  34. Turkey Vulture
  35. House Finch
  36. Tennessee Warbler
  37. Chipping Sparrow
  38. Canada Goose
  39. House Sparrow
  40. Carolina Wren
  41. Red-bellied Woodpecker
  42. Red-headed Woodpecker
  43. Bald Eagle
  44. Red-shouldered Hawk
  45. Killdeer
  46. White-breasted Nuthatch
  47. Eastern Phoebe
  48. Eastern Meadowlark
  49. American Coot
  50. Double-crested Cormorant
What a fun month!  I hope you saw lots of beautiful birds, too!!  Join Heather on the last day of each month to link in your list.

Now that I am back in the 21st Century, I am working on my next Birding 101 post about Birding by Ear.  I hope you'll fly back over soon! 

Please give a little tweet in the comments and let me know you visited, too.  I would love to meet you and visit your blog.  You can subscribe to Birders for Life, too, so that all the posts we write here will fly directly to your inbox.  Heather and I would love to have you on the B4L team!

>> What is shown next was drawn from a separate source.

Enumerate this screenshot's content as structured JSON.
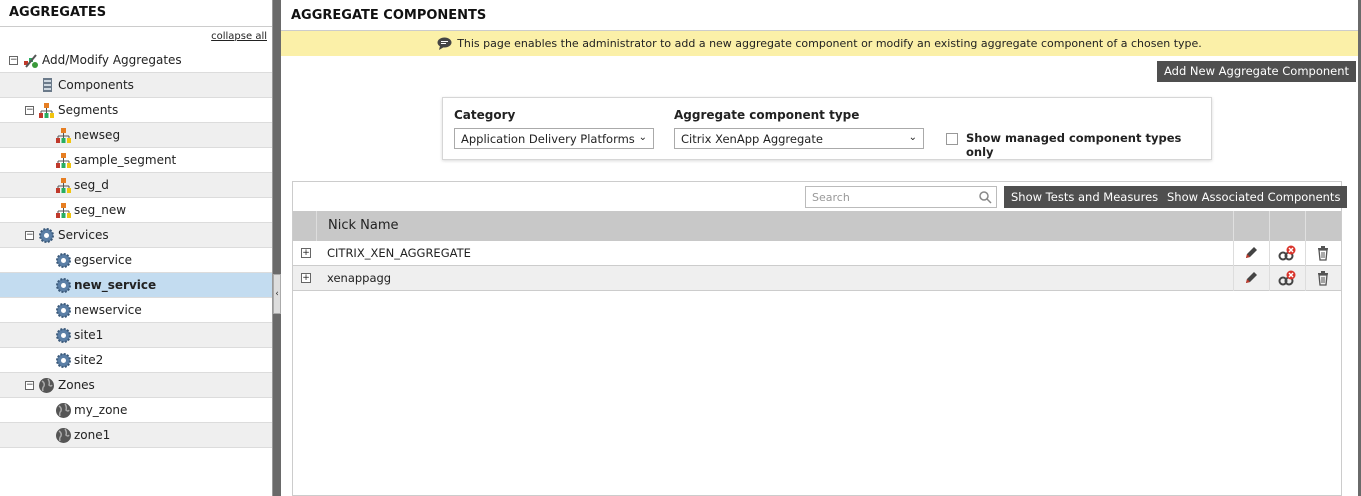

Happy Birding!

Saturday, March 5, 2011

Three Point Landing

The Biding Chicks are are still flitting around, but we are going in so many different directions right now!

BOTH of Dawn's computers are in the shop.  I have been just trying to keep up with my life and had 2 Meme's to post on Kingdom Arrows this week, so that has taken all my brain power.

But,  since it is spring and we are seeing lots of new birds around, I wanted to talk about the Three Point Landing.  I often go to classes about how to attract birds to your yard, and this was a new tidbit for me. 

Here is my best feeding station.
Birds like to come into your feeder and land/hop/fly in a 3 point pattern.  It is important when you set up your feeding station that you have at least 3 places of different heights they can land/fly/hop on.  This can be anything- porch rails, planter, bush, bird bath, etc.  These landing spots can be man-made or God made. 

Once I get my summer feeding station fixed up, I will post a picture.  It has a completely different ethos.

Don't forget Tweet and See for March!